Petrol prices have jumped around the country in the past week because of higher oil prices and the falling Australian dollar.
Figures from the Australian Institute of Petroleum show the national average price of unleaded petrol rose by 5.4 cents to 142.9 cents per litre last week.
The rise was the second biggest weekly jump in the past four years, and CommSec economist Savanth Sebastian says there is no reprieve on the horizon.
"Motorists are being hit with a double whammy - higher fuel prices globally and also a falling Australian dollar," he explained.
"That means the domestic pump price is going to rise over the next couple of weeks."
Motorists can expect higher petrol prices in the weeks ahead, because the lower Australian dollar is pushing up the cost of imported fuel.
Mr Sebastian says, while the falling dollar may bring some relief to exporters and trade-exposed sectors, it will mean more pain at the pump for motorists if the currency keeps going down.
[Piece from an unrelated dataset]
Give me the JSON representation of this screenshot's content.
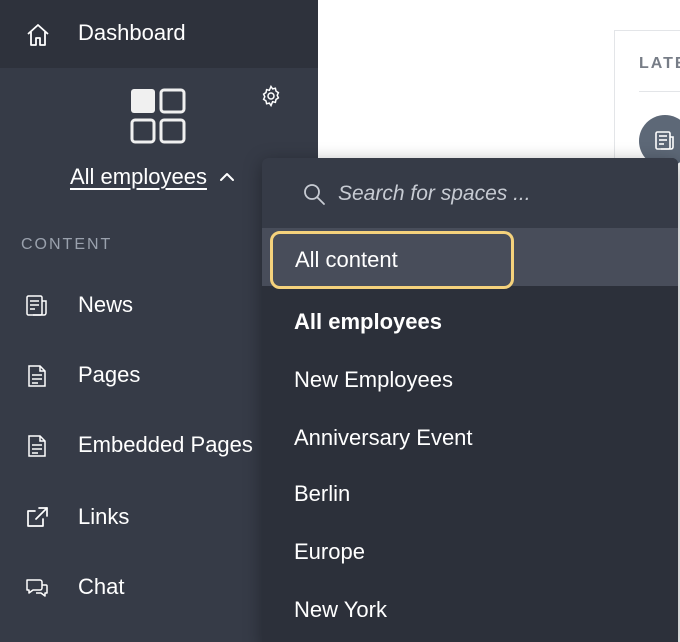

"Had the Aussie been holding at 103 motorists would be actually be saving about 7 cents per litre off their fuel bill, so it really does highlight that the Australian dollar plays a huge impact in ensuring that motorists save at the pump," he said.
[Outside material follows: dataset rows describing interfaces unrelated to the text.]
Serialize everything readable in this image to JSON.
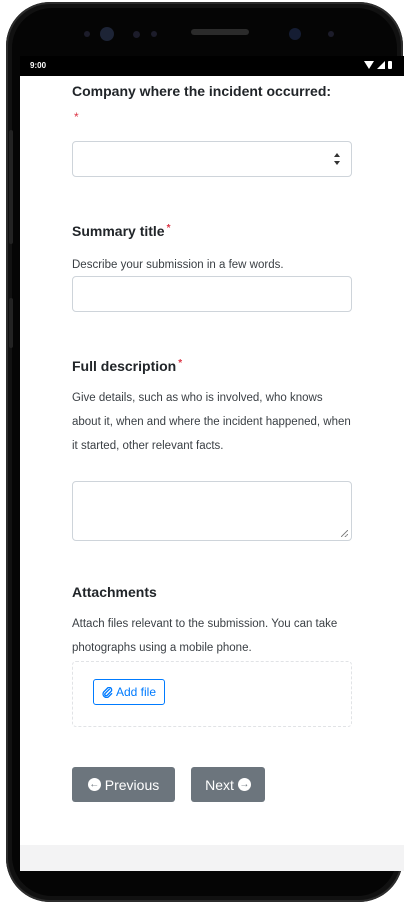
{
  "status_bar": {
    "time": "9:00"
  },
  "form": {
    "company": {
      "label": "Company where the incident occurred:",
      "required_mark": "*",
      "selected": ""
    },
    "summary": {
      "label": "Summary title",
      "required_mark": "*",
      "help": "Describe your submission in a few words.",
      "value": ""
    },
    "description": {
      "label": "Full description",
      "required_mark": "*",
      "help": "Give details, such as who is involved, who knows about it, when and where the incident happened, when it started, other relevant facts.",
      "value": ""
    },
    "attachments": {
      "label": "Attachments",
      "help": "Attach files relevant to the submission. You can take photographs using a mobile phone.",
      "add_file_label": "Add file",
      "add_file_icon": "paperclip-icon"
    },
    "navigation": {
      "previous_label": "Previous",
      "previous_icon": "arrow-circle-left-icon",
      "next_label": "Next",
      "next_icon": "arrow-circle-right-icon"
    }
  },
  "colors": {
    "required": "#dc3545",
    "link_primary": "#007bff",
    "nav_button": "#6c757d"
  }
}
"So going forward I think we're really looking at the Aussie holding around these sorts of levels. Certainly any further downside risk to the Australian dollar and motorists will be paying more at the pump."
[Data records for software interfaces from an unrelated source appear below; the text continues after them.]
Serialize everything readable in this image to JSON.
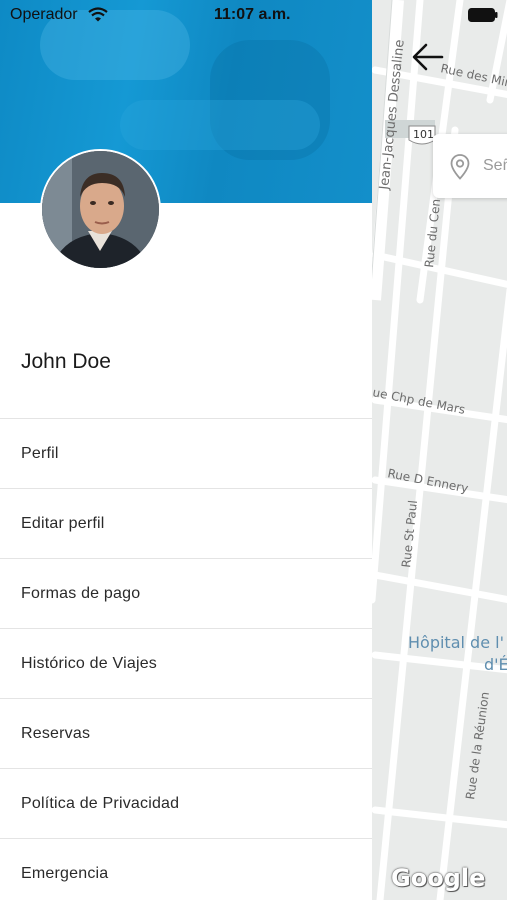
{
  "status_bar": {
    "carrier": "Operador",
    "time": "11:07 a.m."
  },
  "drawer": {
    "user_name": "John Doe",
    "menu_items": [
      {
        "label": "Perfil"
      },
      {
        "label": "Editar perfil"
      },
      {
        "label": "Formas de pago"
      },
      {
        "label": "Histórico de Viajes"
      },
      {
        "label": "Reservas"
      },
      {
        "label": "Política de Privacidad"
      },
      {
        "label": "Emergencia"
      }
    ]
  },
  "map": {
    "search_placeholder": "Señ",
    "highway_shield": "101",
    "streets": {
      "jean_jacques": "Jean-Jacques Dessaline",
      "rue_des_mi": "Rue des Mir",
      "rue_du_cen": "Rue du Cen",
      "rue_chp_de_mars": "ue Chp de Mars",
      "rue_d_ennery": "Rue D Ennery",
      "rue_st_paul": "Rue St Paul",
      "rue_reunion": "Rue de la Réunion",
      "hopital_line1": "Hôpital de l'",
      "hopital_line2": "d'É"
    },
    "attribution": "Google"
  },
  "colors": {
    "header_blue": "#1196d2",
    "map_background": "#e9ebea",
    "poi_blue": "#5f8eaf"
  },
  "icons": {
    "back": "arrow-left-icon",
    "pin": "location-pin-icon",
    "wifi": "wifi-icon",
    "battery": "battery-icon"
  }
}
CommSec says the rise in petrol prices is also likely to have a negative impact on consumer sentiment.
Mr Sebastian says that is because the majority of households own cars and will need to put more of their weekly budget aside to cover the increasing cost of fuel.
"Keep in mind, over the next couple of weeks, it's very likely that fuel prices will probably rise by about 3 to 4 cents per litre, so there's still substantial increases to come," he forecast.
"Petrol is the single biggest purchase made by households on a weekly basis, and I think it's not just that petrol prices are rising but the extent of the price rises can have a huge impact in sapping consumer confidence."